DATASET EXCERPTS:
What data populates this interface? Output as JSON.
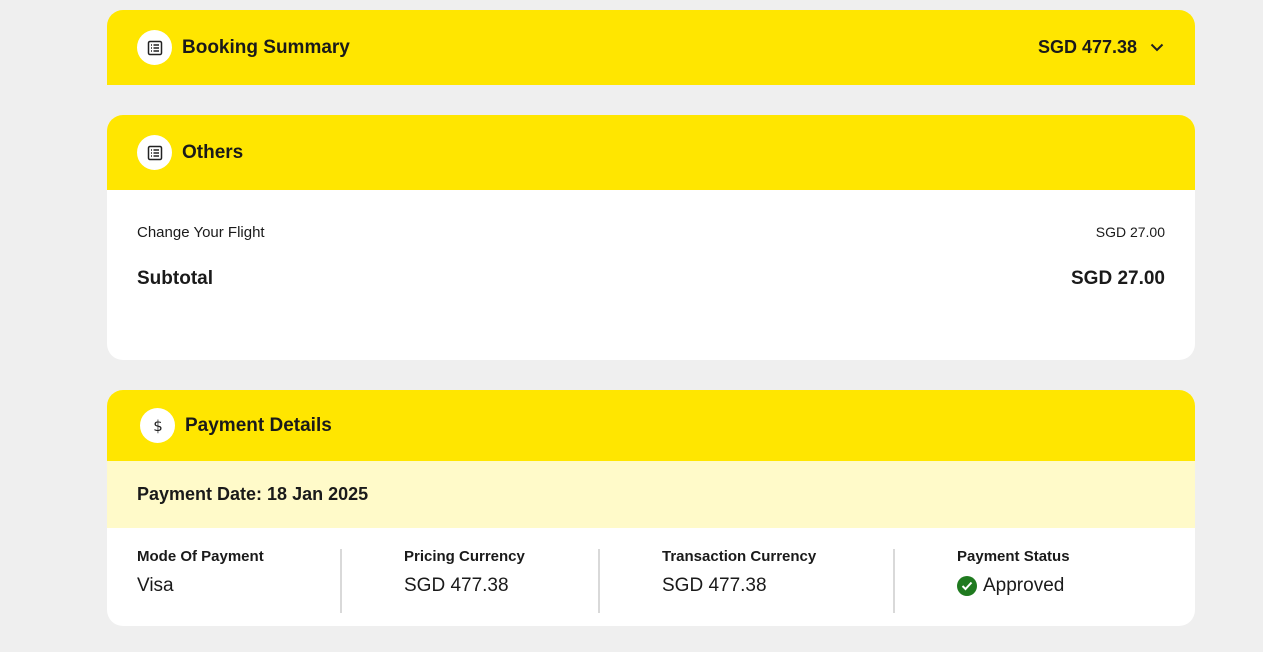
{
  "booking_summary": {
    "title": "Booking Summary",
    "total": "SGD 477.38",
    "icon": "receipt-icon"
  },
  "others": {
    "title": "Others",
    "icon": "receipt-icon",
    "items": [
      {
        "label": "Change Your Flight",
        "amount": "SGD 27.00"
      }
    ],
    "subtotal_label": "Subtotal",
    "subtotal_amount": "SGD 27.00"
  },
  "payment": {
    "title": "Payment Details",
    "icon": "dollar-icon",
    "date_text": "Payment Date: 18 Jan 2025",
    "columns": [
      {
        "label": "Mode Of Payment",
        "value": "Visa"
      },
      {
        "label": "Pricing Currency",
        "value": "SGD 477.38"
      },
      {
        "label": "Transaction Currency",
        "value": "SGD 477.38"
      },
      {
        "label": "Payment Status",
        "value": "Approved"
      }
    ]
  },
  "colors": {
    "accent_yellow": "#ffe600",
    "light_yellow": "#fffac9",
    "approved_green": "#1f7a1f"
  }
}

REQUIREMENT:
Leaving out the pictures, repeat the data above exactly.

RESPONSE BOX:
What data populates this interface? Output as JSON.
{
  "booking_summary": {
    "title": "Booking Summary",
    "total": "SGD 477.38",
    "icon": "receipt-icon"
  },
  "others": {
    "title": "Others",
    "icon": "receipt-icon",
    "items": [
      {
        "label": "Change Your Flight",
        "amount": "SGD 27.00"
      }
    ],
    "subtotal_label": "Subtotal",
    "subtotal_amount": "SGD 27.00"
  },
  "payment": {
    "title": "Payment Details",
    "icon": "dollar-icon",
    "date_text": "Payment Date: 18 Jan 2025",
    "columns": [
      {
        "label": "Mode Of Payment",
        "value": "Visa"
      },
      {
        "label": "Pricing Currency",
        "value": "SGD 477.38"
      },
      {
        "label": "Transaction Currency",
        "value": "SGD 477.38"
      },
      {
        "label": "Payment Status",
        "value": "Approved"
      }
    ]
  },
  "colors": {
    "accent_yellow": "#ffe600",
    "light_yellow": "#fffac9",
    "approved_green": "#1f7a1f"
  }
}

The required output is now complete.